For hiring a dev team, there’s a different time commitment and level of resources required for that, but if you have a pretty good sense of what you’re trying to build and you have the resources to do it, then you can work with a dev team to build out the first version before you bring it in-house.
One thing people often overlook is bringing a technical adviser. If you’re in the stage where you’re not ready bring someone in full time, you can bring in someone who has a really amazing senior engineering role somewhere else to give you a couple of hours a week in exchange for a little bit of equity to get you to that point we can bring someone in.
Maybe you went the route of learning how to code and you want somebody come in for two or three hours a week to go through what you’ve been building and help you through bugs. That’s totally acceptable.
Maybe you went the route of hiring a dev team and you want an advisor to come in and help vet them and the work they’re doing. That’s totally within the wheelhouse of a technical advisor.
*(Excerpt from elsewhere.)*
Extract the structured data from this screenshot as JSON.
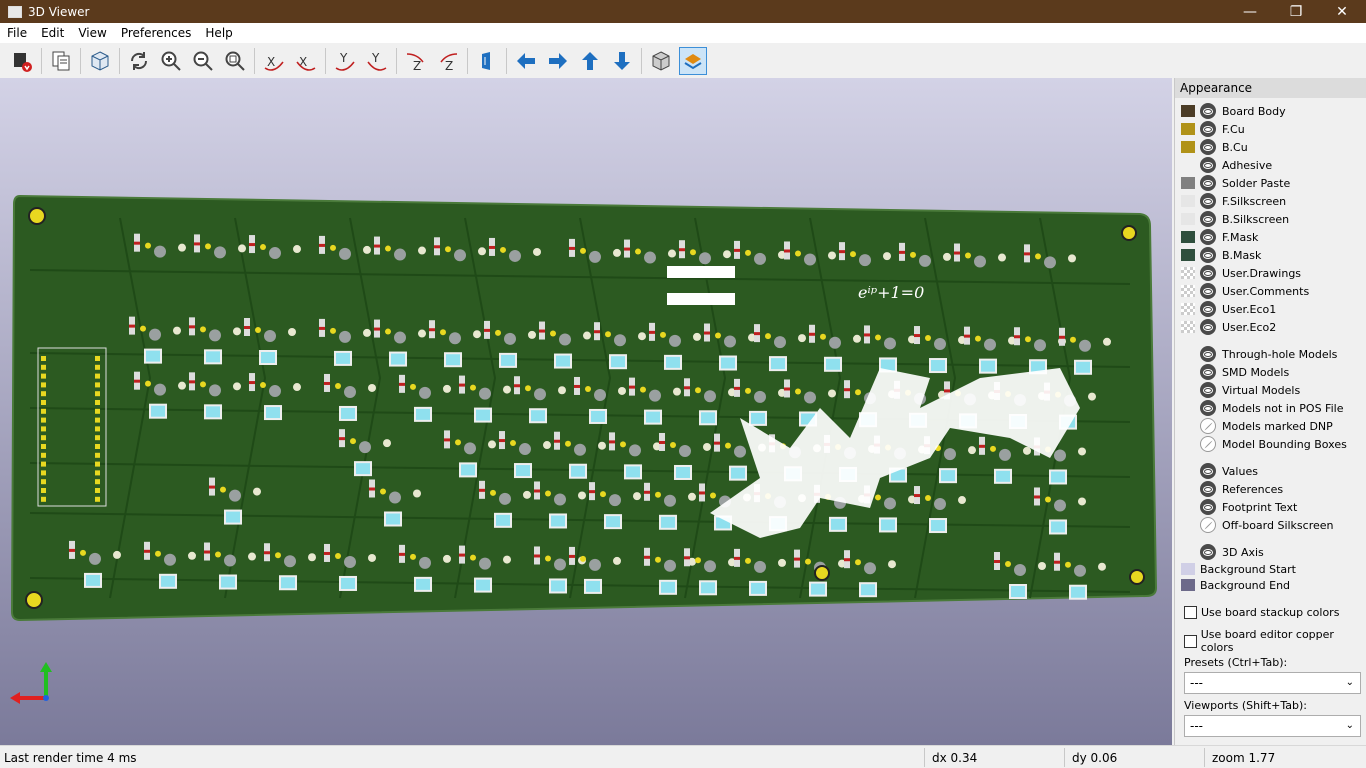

Thinking outside the box can really help you continue to move and not get stuck in a place where you’re waiting to build a product and move forward.
What if you really do need a technical co-founder?
On the contrary let’s say you make your list and it’s pretty obvious that you need someone to support you beyond just building the product. You want a partner, you want someone in the trenches with you, you want someone going out and doing pitches.
Take a look at a talk by Michael, he’s the CEO and partner at Y Combinator. He had a really great on how to find a technical co-founder.
The first thing is just make a list. Don’t overthink it. Think of anyone you’ve ever met, anyone on your Facebook, anyone on your LinkedIn, who could possibly, potentially, maybe be a good fit. Don’t try to figure out that one person right away.
You’ll start to see all the people in your network, or your two degrees of separation, or three degrees of separation, you’ll realize that your technical co-founder is not more than a person away from you already.
Once you make that list, you can rank them, and pick your top five. Who are the five people that you can actually see yourself emailing in the middle of the night – because you will be doing a lot of that – and who’s going to be with you from the very beginning and through to the very end?
Then make them real offer. A lot of people come and pitch me, “Oh look, I have this idea. Do you mind just like working on it on the side?” No. I don’t have time for that. If you’re going to make someone an offer to join your team and be in there with you, then make it a real offer. Have the list you made of all the expectations you want, and the compensation are willing to give.
Have an honest conversation about what joining your company is going to look like for them. Then they can start to see and envision it. Because right now, they’re probably in a very comfortable job making a great paycheck, and you’re asking me to take this giant leap into the unknown. Give it some stake, give it some parameters so they can actually get behind you on that.
Thank you so much everyone, it was great to be here.